- **What is expected**:
Note each line of the listing that contains the string "icon", and copy it.

Dataset records START

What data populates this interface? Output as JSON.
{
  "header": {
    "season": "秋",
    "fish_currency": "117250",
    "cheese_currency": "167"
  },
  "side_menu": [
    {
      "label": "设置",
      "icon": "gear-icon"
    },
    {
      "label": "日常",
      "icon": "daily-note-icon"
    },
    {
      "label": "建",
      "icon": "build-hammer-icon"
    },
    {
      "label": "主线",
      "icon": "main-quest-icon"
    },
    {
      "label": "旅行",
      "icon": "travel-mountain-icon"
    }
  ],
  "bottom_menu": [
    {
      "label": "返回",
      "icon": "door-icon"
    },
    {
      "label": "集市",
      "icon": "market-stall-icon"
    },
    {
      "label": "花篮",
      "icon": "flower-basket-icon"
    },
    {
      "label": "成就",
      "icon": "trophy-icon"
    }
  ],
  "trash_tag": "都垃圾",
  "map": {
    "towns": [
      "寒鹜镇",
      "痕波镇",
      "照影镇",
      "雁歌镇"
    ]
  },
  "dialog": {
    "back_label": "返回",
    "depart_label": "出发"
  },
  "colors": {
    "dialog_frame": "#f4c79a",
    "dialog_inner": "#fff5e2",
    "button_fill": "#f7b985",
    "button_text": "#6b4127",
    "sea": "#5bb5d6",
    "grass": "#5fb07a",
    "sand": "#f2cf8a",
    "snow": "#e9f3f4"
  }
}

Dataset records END

- **Answer area**:
      "icon": "gear-icon"
      "icon": "daily-note-icon"
      "icon": "build-hammer-icon"
      "icon": "main-quest-icon"
      "icon": "travel-mountain-icon"
      "icon": "door-icon"
      "icon": "market-stall-icon"
      "icon": "flower-basket-icon"
      "icon": "trophy-icon"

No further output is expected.